Landfills Are a Good Solution for Waste Management
Our current method for disposing most of our waste, landfills are favored by folks who like to “leave well-enough alone.” But the unfortunate truth is that landfills are far from well-enough.
Landfills pollute the ground, water, and soil. It also requires a lot of transportation to bring trash to dumps, adding to air pollution. If you want to improve your environmental footprint, recycling as often as possible is an excellent first step.
Only Big Institutions Can Handle Sustainability Programs
Small businesses and workplaces often tell themselves that they do not have the manpower, money, or time to take on a meaningful sustainability program, so they never even try. But smaller institutions should not be so defeatist.
Sustainability programs should match the size of its organization. Sure, major corporations might need hundreds of people devoted to waste management to make a difference. But for mom-and-pop stores, sometimes all it takes is a compost bin, some introductory training in hazardous waste identification, reusable resources, and a commitment to recycling.
Sustainable Solutions Mean Unavoidable Increases in Waste Removal Prices

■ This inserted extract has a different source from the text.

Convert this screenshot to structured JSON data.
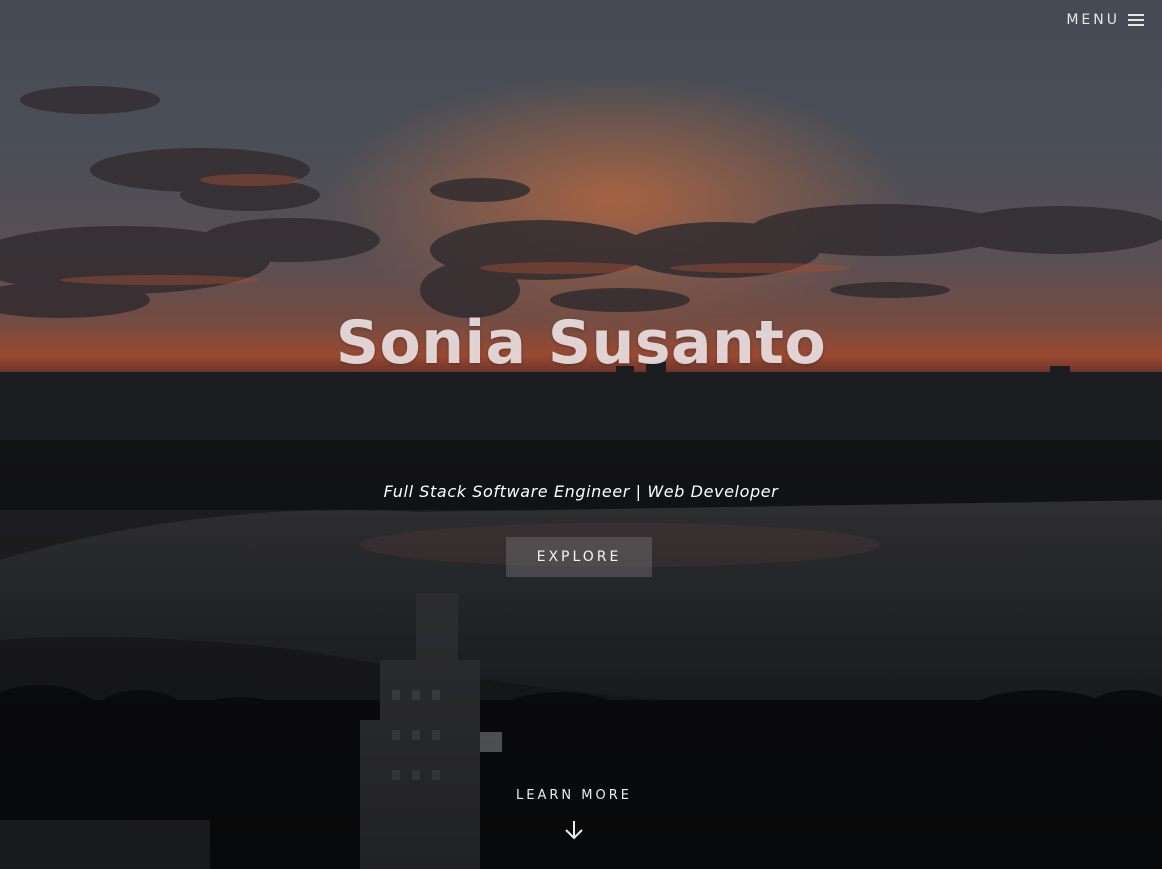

Unfortunately, this common misconception about waste was created by bad actors in the waste management industry. When a person or business signs up for a more environmentally responsible waste management plan, companies will often take advantage of their customer’s inexperience by attaching hidden fees to the process.
There are transparent companies that will get you the most for your dollar. It is a shame that businesses and individuals must seek out these more trustworthy partners, but they are well worth the search.
One Person Cannot Make a Difference
Perhaps the most pervasive and damaging myth in waste management, the adage “one person cannot make a difference” has caused unspeakable harm to the planet. It simply is not true. Every time a person recycles, uses compost, or drinks from a reusable glass bottle instead of a plastic one, they are making a difference. For perspective, recycling one aluminum can saves enough energy to power a TV for three hours. Now imagine how you could change the world if you never threw another can in the trash again.